▸ **Problem requirements**: Only lines that contain the string "data" should be returned from the material below.
* * * * *
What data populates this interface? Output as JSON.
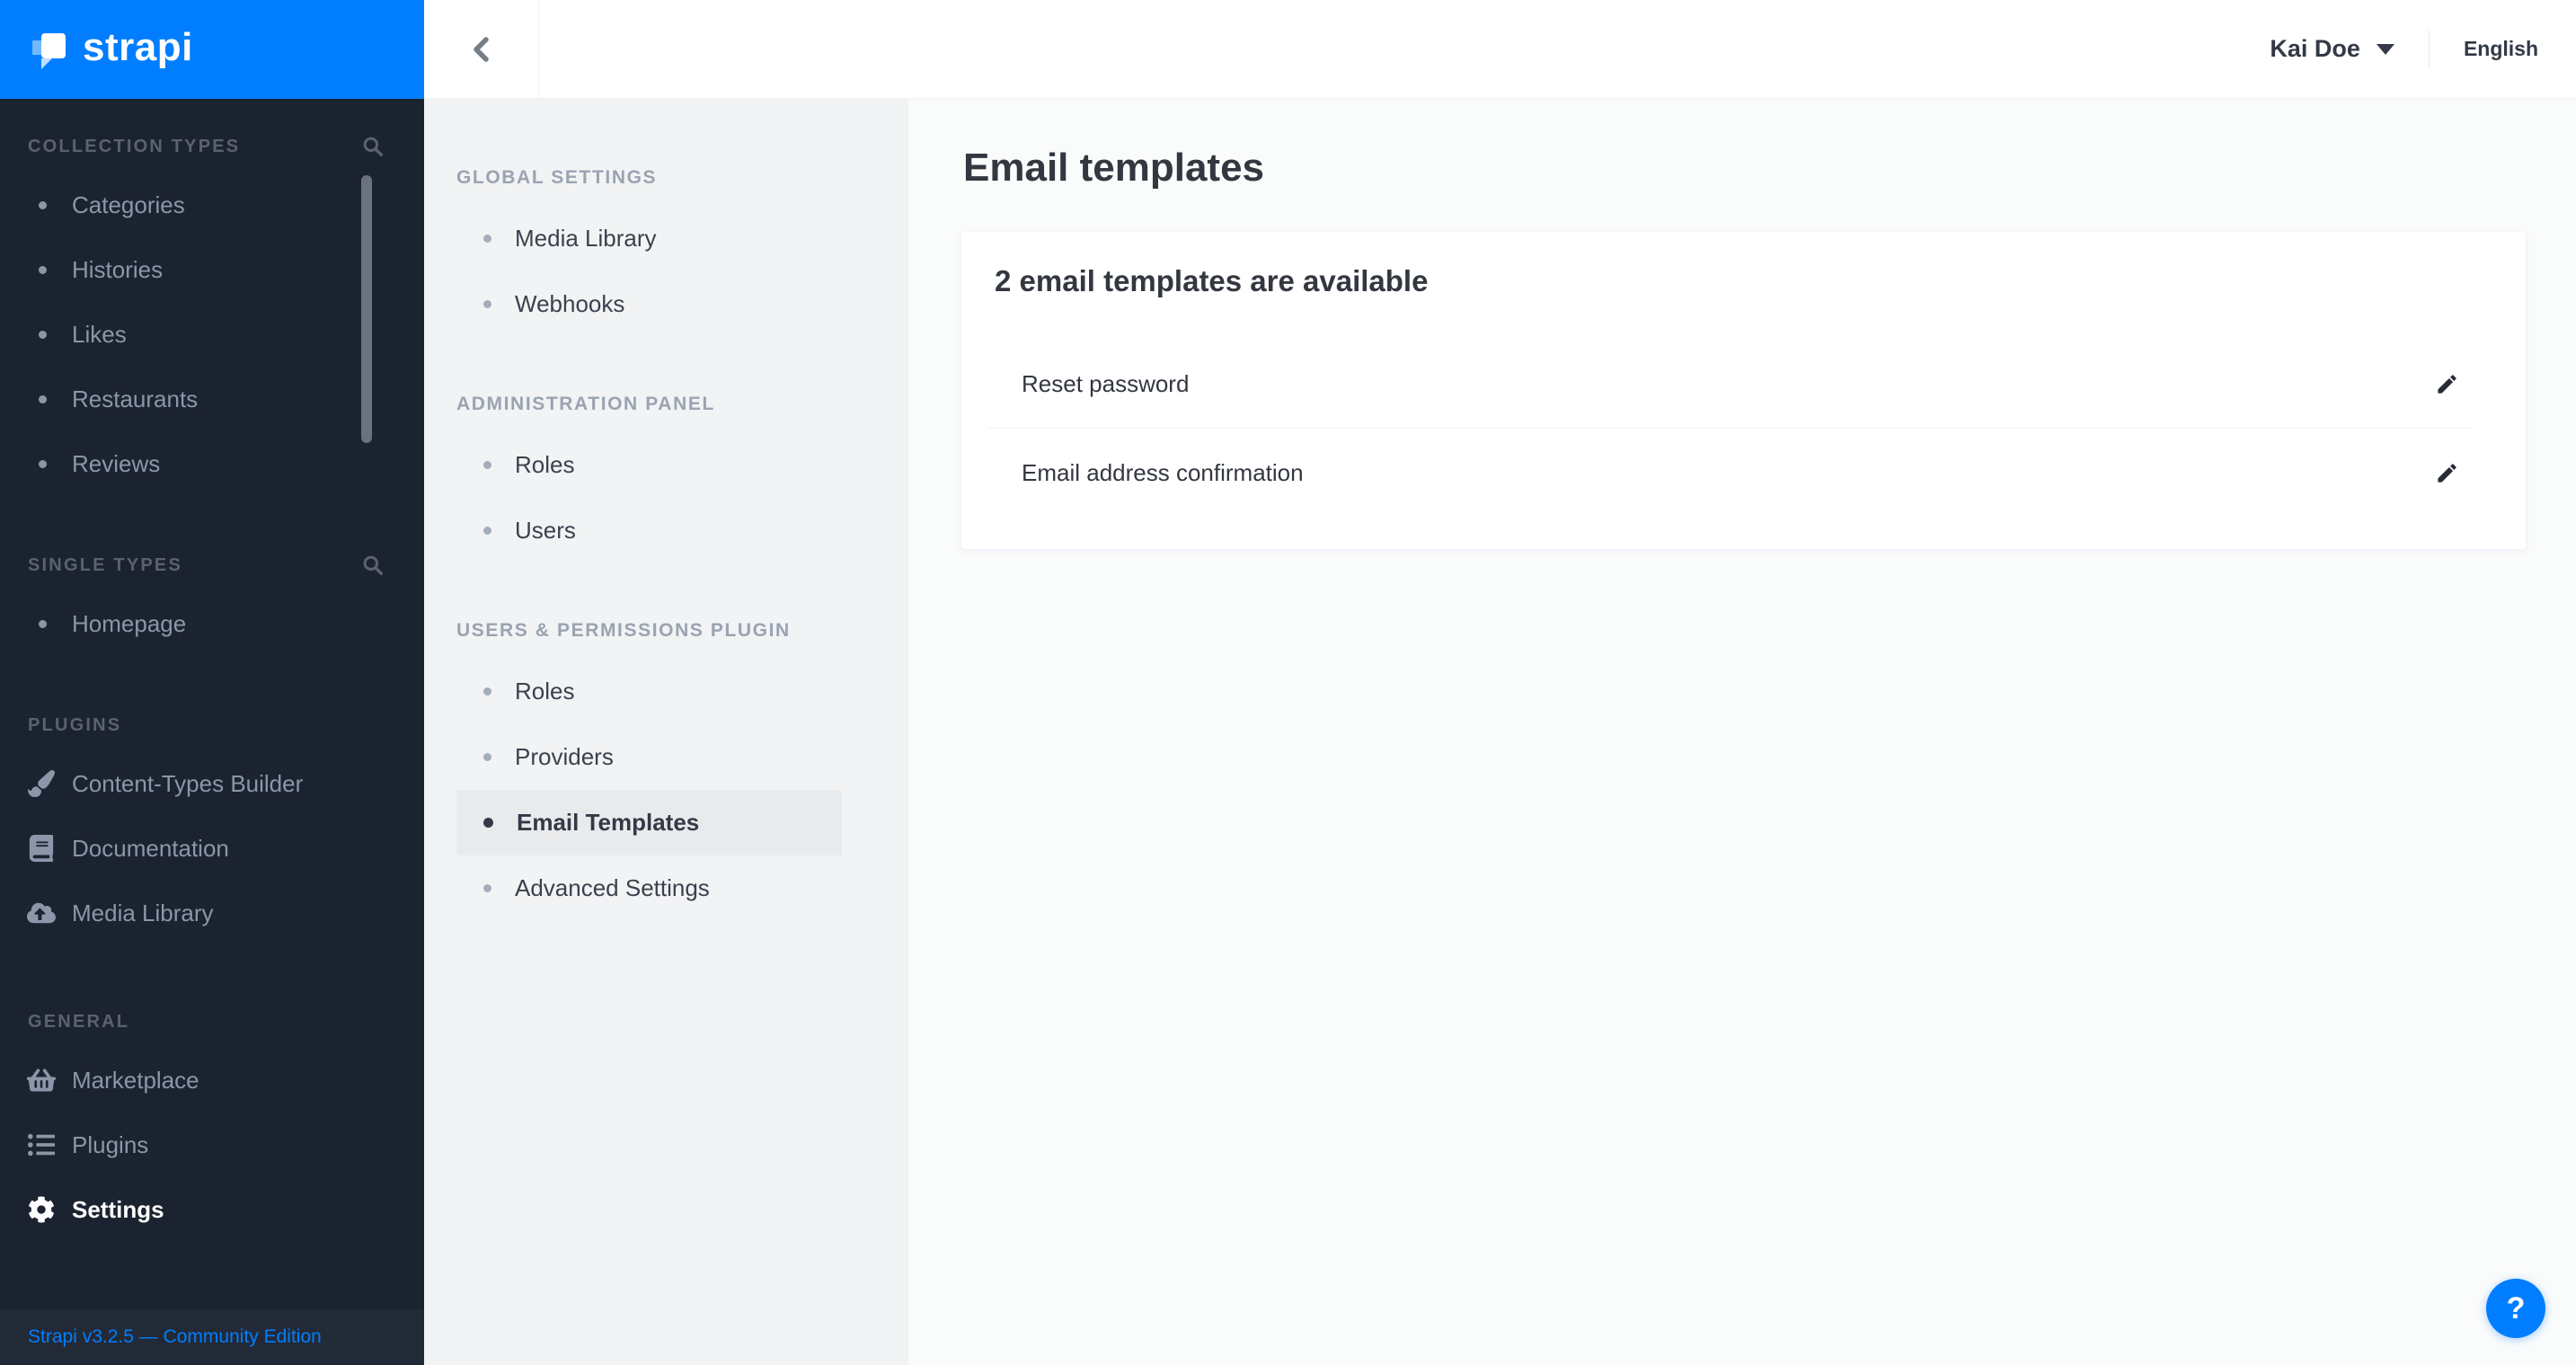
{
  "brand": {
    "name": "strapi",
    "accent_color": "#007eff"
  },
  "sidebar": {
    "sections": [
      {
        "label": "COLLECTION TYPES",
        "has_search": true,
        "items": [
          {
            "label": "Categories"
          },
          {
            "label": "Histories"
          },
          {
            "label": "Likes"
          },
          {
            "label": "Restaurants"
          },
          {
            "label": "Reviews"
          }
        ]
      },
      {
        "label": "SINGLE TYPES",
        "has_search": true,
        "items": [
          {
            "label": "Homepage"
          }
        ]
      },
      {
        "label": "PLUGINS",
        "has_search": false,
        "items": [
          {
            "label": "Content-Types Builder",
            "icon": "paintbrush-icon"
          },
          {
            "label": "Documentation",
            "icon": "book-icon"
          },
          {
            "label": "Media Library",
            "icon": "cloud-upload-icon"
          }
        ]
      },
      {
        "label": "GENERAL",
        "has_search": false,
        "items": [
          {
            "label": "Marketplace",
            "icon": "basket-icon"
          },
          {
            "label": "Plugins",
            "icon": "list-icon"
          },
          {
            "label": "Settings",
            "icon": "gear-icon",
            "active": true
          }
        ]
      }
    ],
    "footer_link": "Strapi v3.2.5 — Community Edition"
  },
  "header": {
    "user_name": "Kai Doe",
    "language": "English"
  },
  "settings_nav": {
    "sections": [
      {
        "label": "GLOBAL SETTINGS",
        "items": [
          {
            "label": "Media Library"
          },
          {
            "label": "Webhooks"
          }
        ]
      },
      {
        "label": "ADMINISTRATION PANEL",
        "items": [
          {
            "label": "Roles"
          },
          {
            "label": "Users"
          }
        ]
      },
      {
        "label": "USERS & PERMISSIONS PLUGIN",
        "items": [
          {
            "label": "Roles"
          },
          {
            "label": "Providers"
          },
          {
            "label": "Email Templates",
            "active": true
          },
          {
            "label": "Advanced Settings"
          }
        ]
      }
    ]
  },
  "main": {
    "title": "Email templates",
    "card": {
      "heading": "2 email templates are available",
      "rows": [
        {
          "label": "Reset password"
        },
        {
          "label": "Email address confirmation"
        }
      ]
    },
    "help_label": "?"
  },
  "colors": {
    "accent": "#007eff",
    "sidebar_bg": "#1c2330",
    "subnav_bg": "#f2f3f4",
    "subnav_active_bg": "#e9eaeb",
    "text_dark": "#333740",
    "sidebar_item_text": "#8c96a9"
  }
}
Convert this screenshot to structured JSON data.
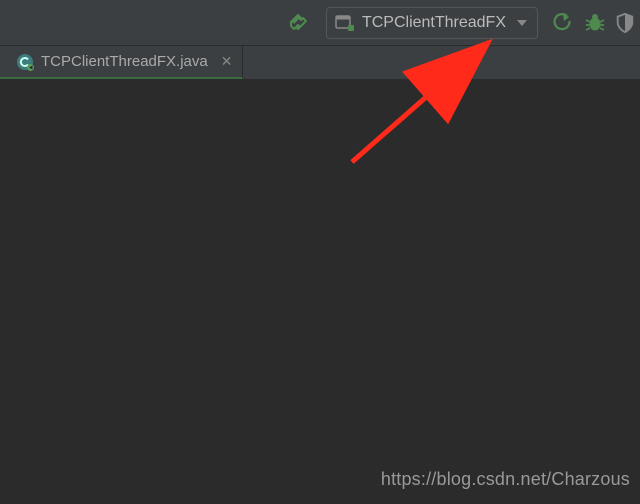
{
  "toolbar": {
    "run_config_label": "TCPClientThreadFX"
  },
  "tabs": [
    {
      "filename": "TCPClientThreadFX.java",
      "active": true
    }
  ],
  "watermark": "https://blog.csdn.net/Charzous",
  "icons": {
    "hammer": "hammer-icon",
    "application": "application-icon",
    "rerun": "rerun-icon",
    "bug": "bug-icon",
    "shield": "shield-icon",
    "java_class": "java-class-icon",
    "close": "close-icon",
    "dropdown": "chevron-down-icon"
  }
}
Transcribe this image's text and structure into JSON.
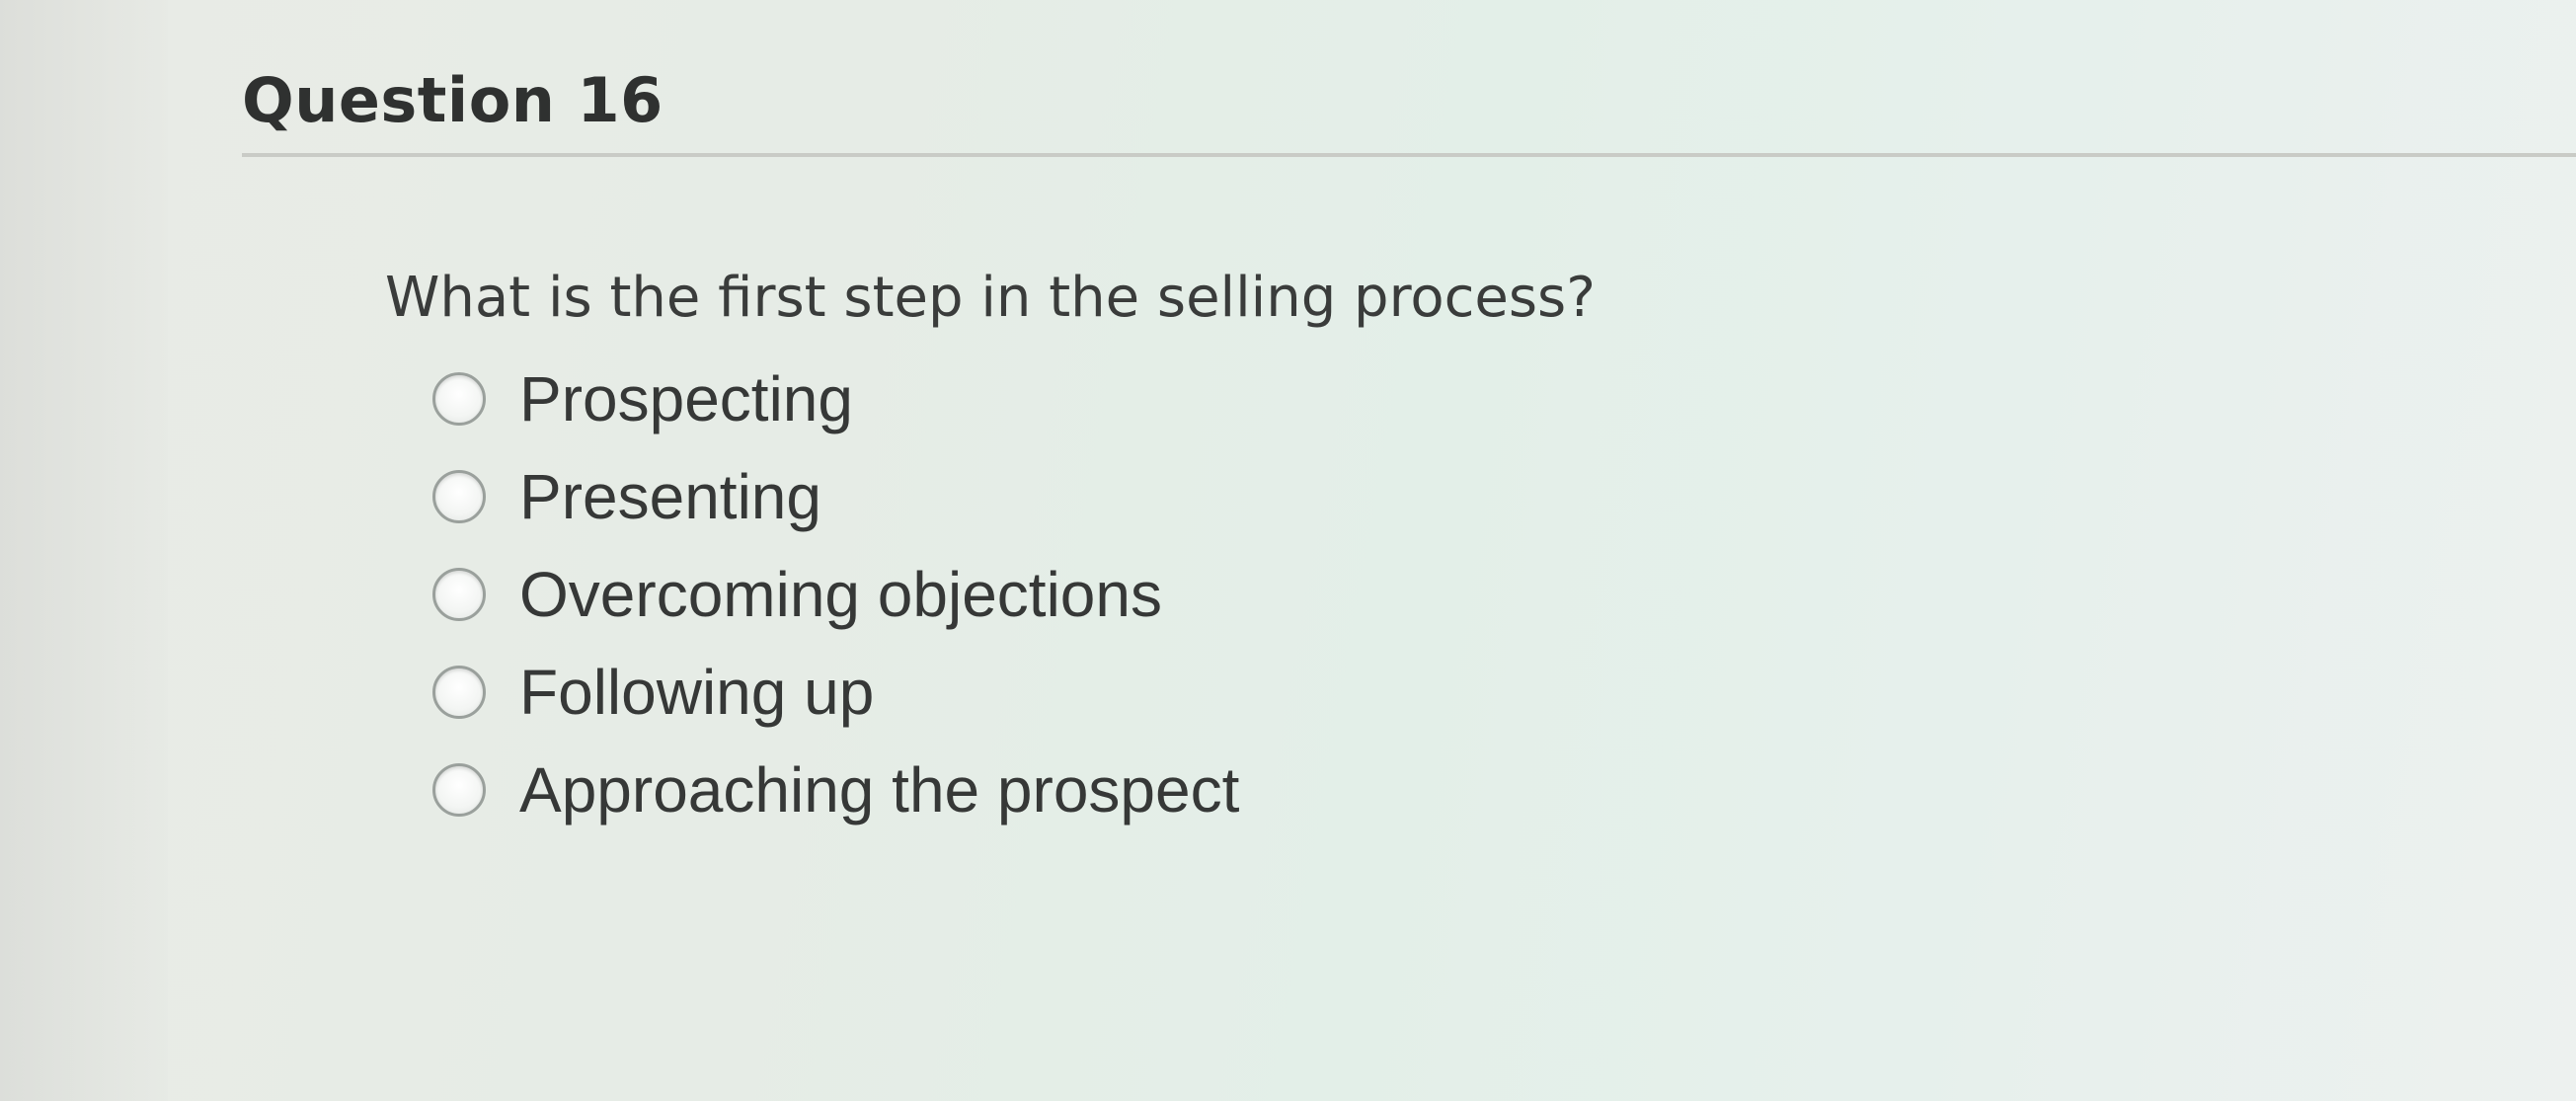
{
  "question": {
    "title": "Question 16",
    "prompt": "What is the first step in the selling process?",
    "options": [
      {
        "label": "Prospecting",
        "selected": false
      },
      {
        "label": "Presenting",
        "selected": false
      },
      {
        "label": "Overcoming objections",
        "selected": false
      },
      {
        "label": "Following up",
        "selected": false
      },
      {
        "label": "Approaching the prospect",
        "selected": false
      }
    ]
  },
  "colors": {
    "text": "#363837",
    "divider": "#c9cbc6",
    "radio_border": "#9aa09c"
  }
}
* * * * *
▸ **Output for this exercise**:
What data populates this interface? Output as JSON.
Convert this screenshot to structured JSON data.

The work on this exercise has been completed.